## Exercise requirements
Please repeat each line from the one holding "Enumerate this screenshot's" through the final line of the data, exactly as it stands, with no pictures.

[Records contained in a dataset]
○ ○ ○ ○ ○

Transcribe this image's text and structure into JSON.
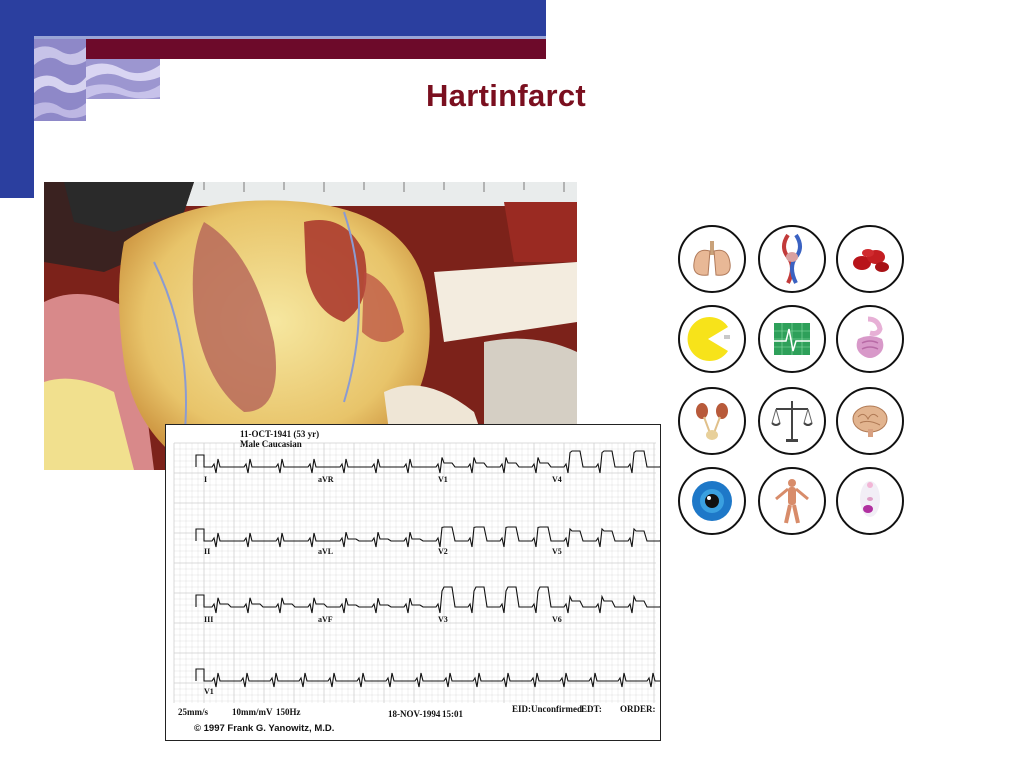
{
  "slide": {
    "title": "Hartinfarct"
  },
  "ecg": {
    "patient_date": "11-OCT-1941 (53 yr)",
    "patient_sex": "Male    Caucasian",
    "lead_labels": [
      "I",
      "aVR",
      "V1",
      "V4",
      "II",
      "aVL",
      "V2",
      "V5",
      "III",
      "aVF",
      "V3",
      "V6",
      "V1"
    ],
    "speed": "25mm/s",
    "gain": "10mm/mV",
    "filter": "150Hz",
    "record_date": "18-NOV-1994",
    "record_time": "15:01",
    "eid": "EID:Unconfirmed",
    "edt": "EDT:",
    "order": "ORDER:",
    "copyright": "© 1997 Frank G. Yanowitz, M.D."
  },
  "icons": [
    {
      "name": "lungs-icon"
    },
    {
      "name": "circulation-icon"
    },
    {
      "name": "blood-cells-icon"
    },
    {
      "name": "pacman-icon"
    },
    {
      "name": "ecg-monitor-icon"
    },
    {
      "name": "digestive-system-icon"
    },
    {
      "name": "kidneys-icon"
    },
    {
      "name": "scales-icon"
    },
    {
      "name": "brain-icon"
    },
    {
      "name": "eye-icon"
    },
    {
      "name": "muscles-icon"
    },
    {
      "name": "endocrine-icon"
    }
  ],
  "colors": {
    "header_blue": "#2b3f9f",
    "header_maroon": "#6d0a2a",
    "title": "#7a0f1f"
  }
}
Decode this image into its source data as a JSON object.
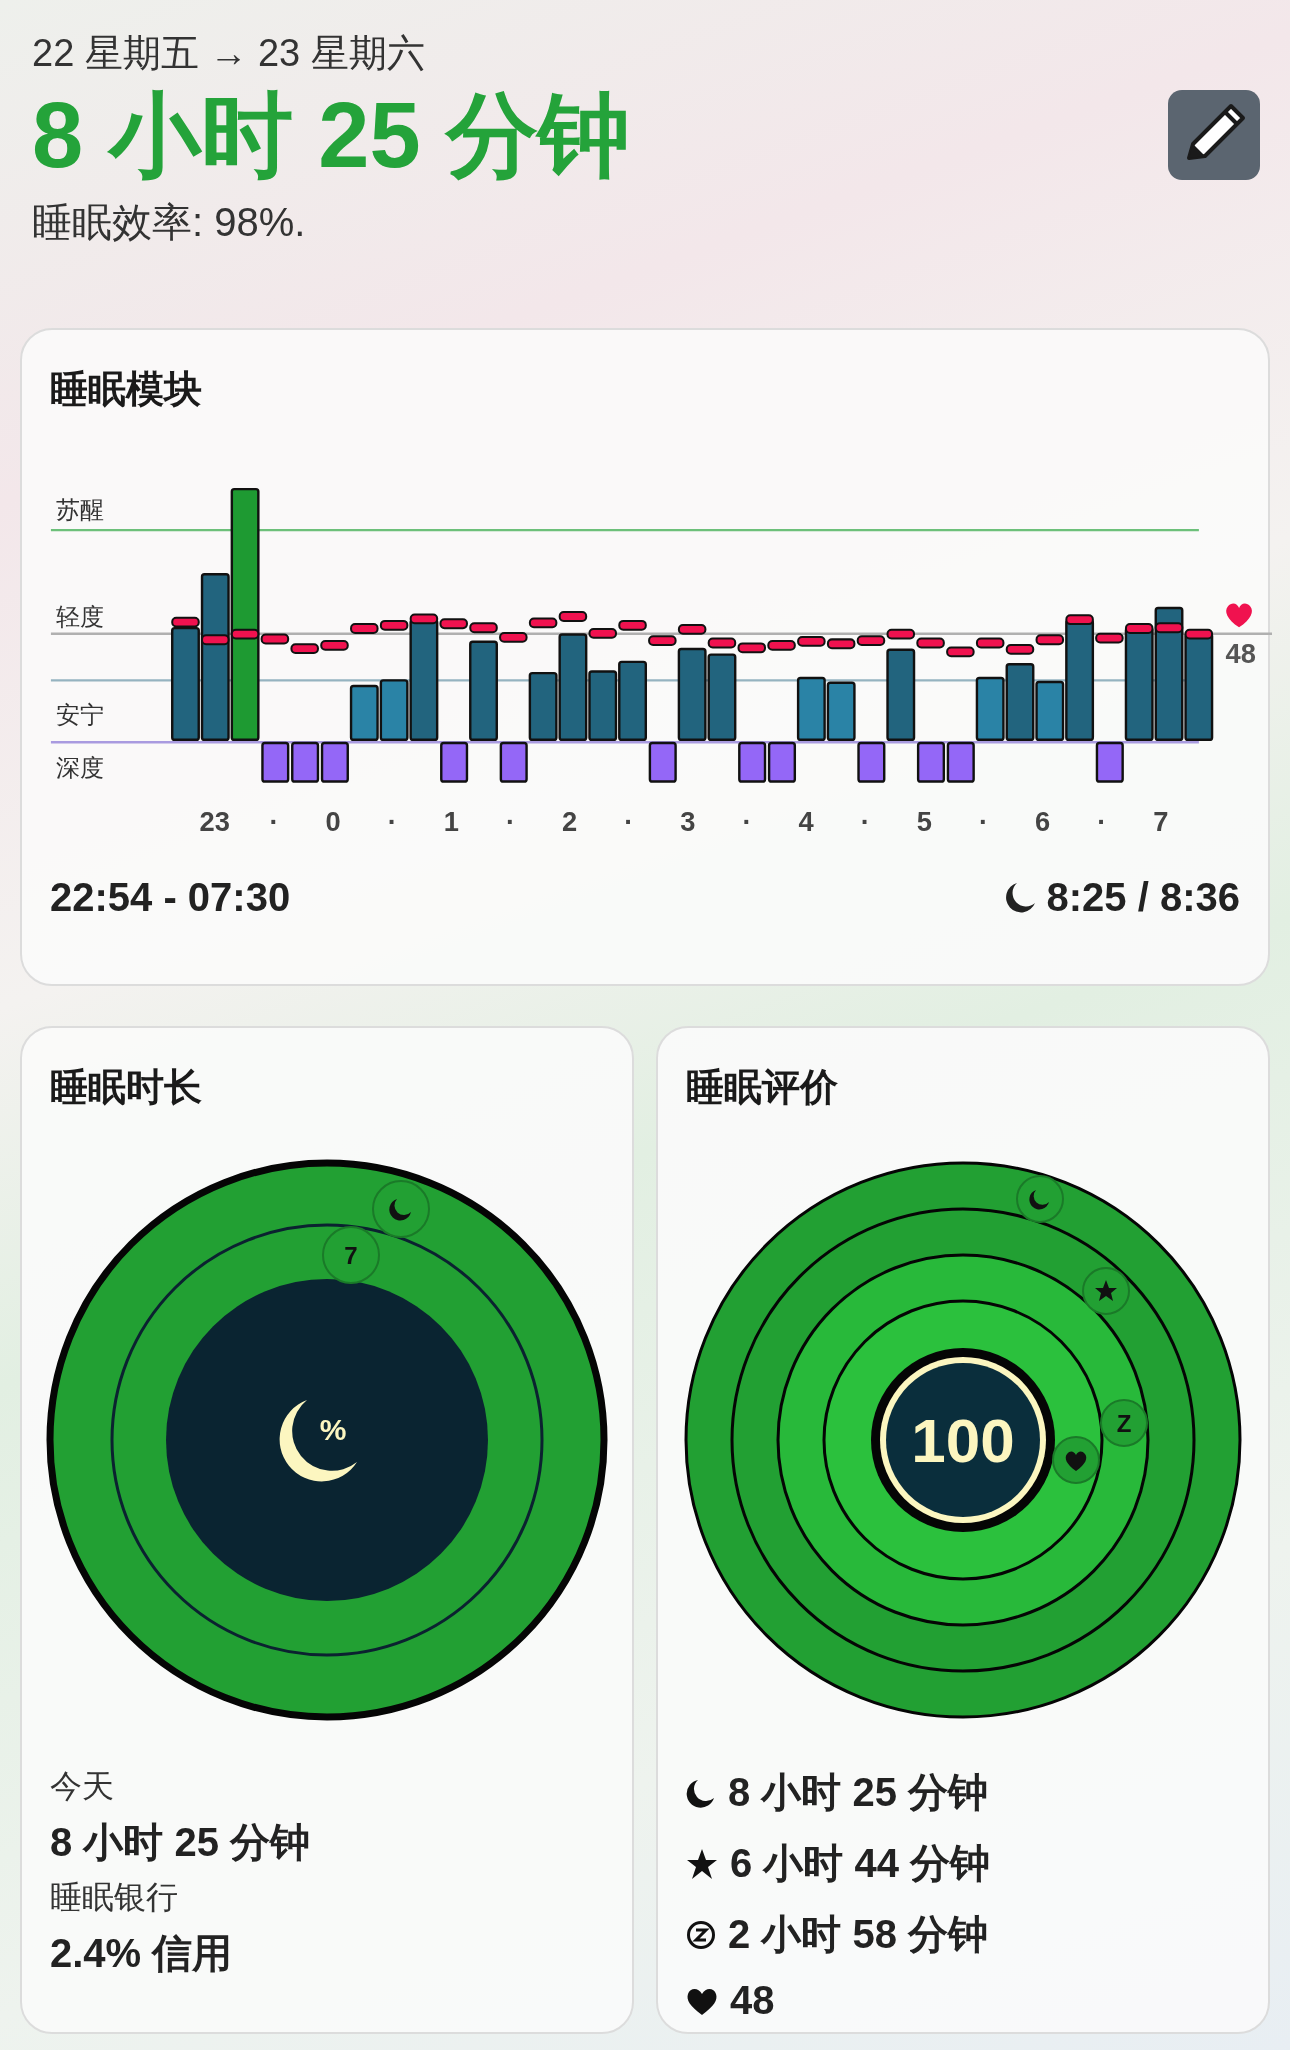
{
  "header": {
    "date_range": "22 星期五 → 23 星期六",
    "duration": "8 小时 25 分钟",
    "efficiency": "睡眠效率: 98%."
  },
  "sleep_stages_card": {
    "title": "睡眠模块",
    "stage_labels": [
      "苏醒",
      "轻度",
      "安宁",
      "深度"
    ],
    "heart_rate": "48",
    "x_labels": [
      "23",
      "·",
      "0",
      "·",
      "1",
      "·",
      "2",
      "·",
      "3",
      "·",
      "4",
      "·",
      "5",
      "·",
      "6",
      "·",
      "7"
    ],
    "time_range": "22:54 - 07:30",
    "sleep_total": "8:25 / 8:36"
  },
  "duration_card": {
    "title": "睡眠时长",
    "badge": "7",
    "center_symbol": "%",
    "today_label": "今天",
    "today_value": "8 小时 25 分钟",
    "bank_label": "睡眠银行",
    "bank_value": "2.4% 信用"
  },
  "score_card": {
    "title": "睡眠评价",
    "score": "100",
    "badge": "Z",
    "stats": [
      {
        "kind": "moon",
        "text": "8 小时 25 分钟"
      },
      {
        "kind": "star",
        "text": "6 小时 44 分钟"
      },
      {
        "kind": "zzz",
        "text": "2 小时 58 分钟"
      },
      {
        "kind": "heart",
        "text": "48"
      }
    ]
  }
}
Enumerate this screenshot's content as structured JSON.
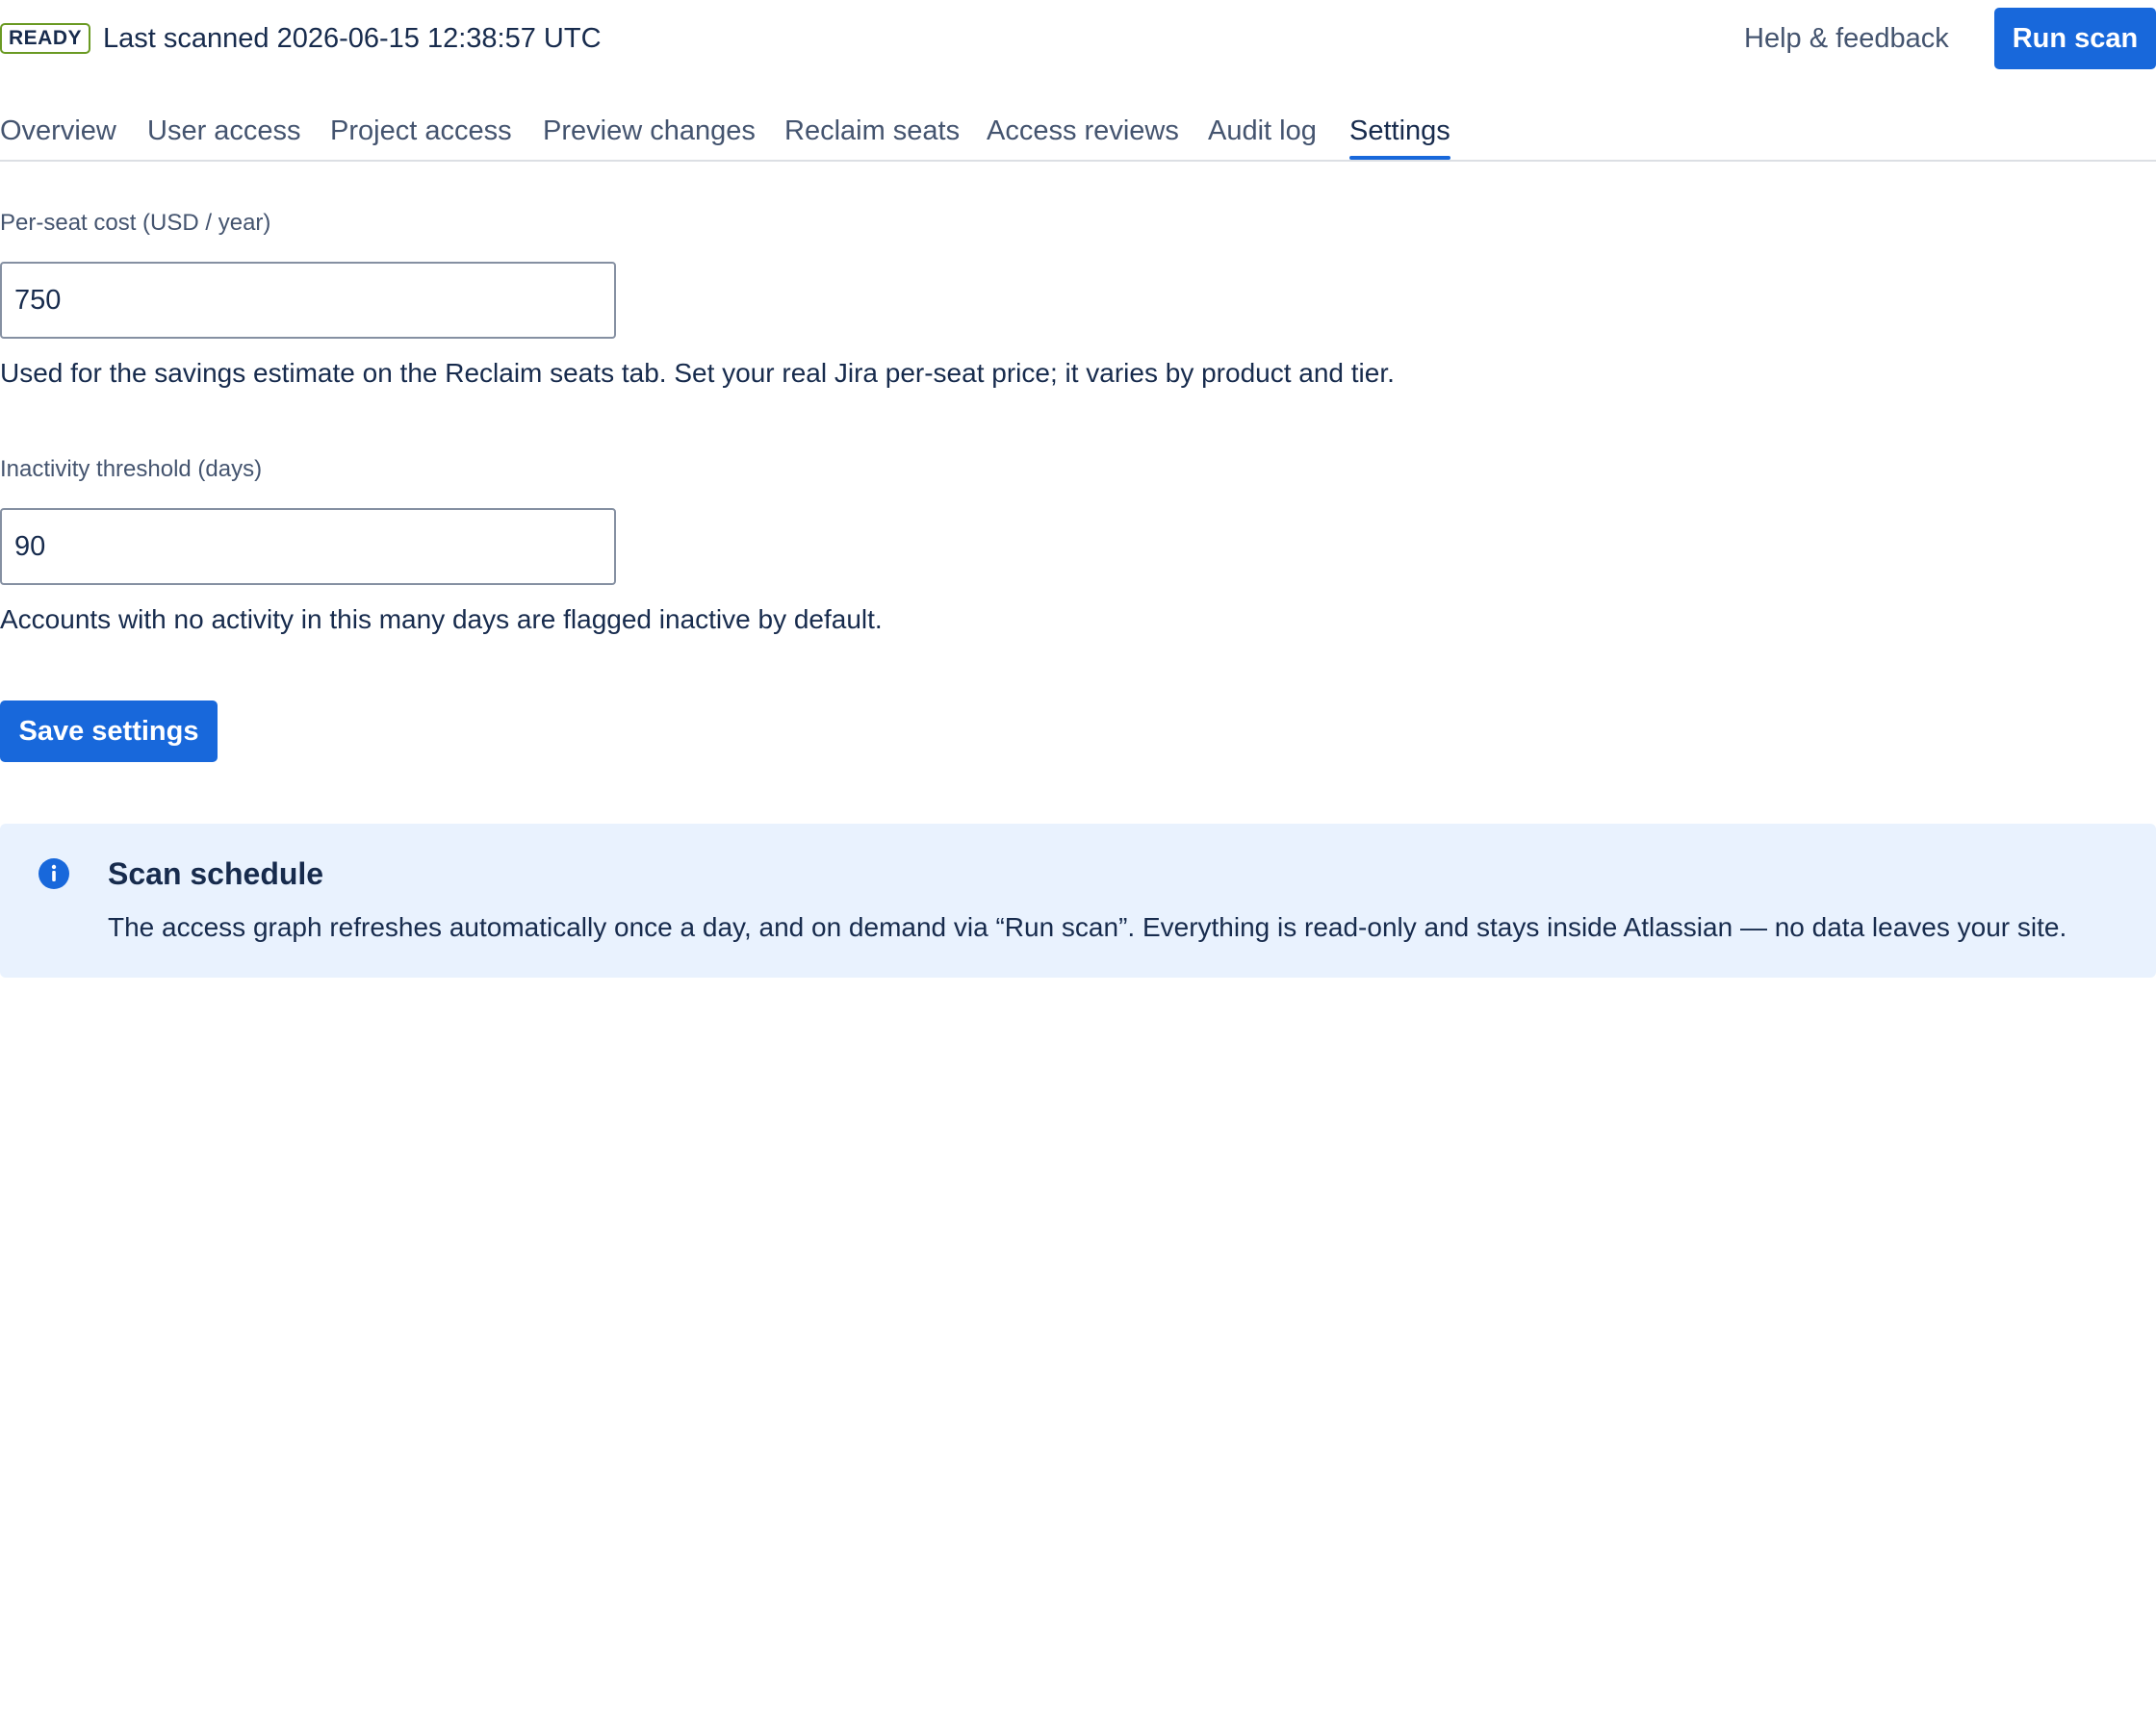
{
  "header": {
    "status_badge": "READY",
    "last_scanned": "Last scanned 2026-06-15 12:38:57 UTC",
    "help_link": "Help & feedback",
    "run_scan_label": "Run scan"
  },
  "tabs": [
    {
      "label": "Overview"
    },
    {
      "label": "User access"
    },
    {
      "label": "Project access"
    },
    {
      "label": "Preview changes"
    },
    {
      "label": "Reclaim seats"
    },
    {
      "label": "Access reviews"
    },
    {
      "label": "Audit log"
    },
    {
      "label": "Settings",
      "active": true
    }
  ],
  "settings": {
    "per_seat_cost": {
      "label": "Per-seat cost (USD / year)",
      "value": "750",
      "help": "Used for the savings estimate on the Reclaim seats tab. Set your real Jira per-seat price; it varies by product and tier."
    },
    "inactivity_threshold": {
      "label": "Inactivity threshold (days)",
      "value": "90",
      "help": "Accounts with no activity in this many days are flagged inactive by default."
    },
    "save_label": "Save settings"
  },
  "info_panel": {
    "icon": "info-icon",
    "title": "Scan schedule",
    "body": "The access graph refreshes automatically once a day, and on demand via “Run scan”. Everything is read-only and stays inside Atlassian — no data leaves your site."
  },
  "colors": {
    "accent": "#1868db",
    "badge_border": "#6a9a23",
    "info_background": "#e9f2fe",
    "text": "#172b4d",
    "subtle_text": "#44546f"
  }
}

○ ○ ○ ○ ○

## Written answer
Enumerate this screenshot's content as structured JSON.
{
  "header": {
    "status_badge": "READY",
    "last_scanned": "Last scanned 2026-06-15 12:38:57 UTC",
    "help_link": "Help & feedback",
    "run_scan_label": "Run scan"
  },
  "tabs": [
    {
      "label": "Overview"
    },
    {
      "label": "User access"
    },
    {
      "label": "Project access"
    },
    {
      "label": "Preview changes"
    },
    {
      "label": "Reclaim seats"
    },
    {
      "label": "Access reviews"
    },
    {
      "label": "Audit log"
    },
    {
      "label": "Settings",
      "active": true
    }
  ],
  "settings": {
    "per_seat_cost": {
      "label": "Per-seat cost (USD / year)",
      "value": "750",
      "help": "Used for the savings estimate on the Reclaim seats tab. Set your real Jira per-seat price; it varies by product and tier."
    },
    "inactivity_threshold": {
      "label": "Inactivity threshold (days)",
      "value": "90",
      "help": "Accounts with no activity in this many days are flagged inactive by default."
    },
    "save_label": "Save settings"
  },
  "info_panel": {
    "icon": "info-icon",
    "title": "Scan schedule",
    "body": "The access graph refreshes automatically once a day, and on demand via “Run scan”. Everything is read-only and stays inside Atlassian — no data leaves your site."
  },
  "colors": {
    "accent": "#1868db",
    "badge_border": "#6a9a23",
    "info_background": "#e9f2fe",
    "text": "#172b4d",
    "subtle_text": "#44546f"
  }
}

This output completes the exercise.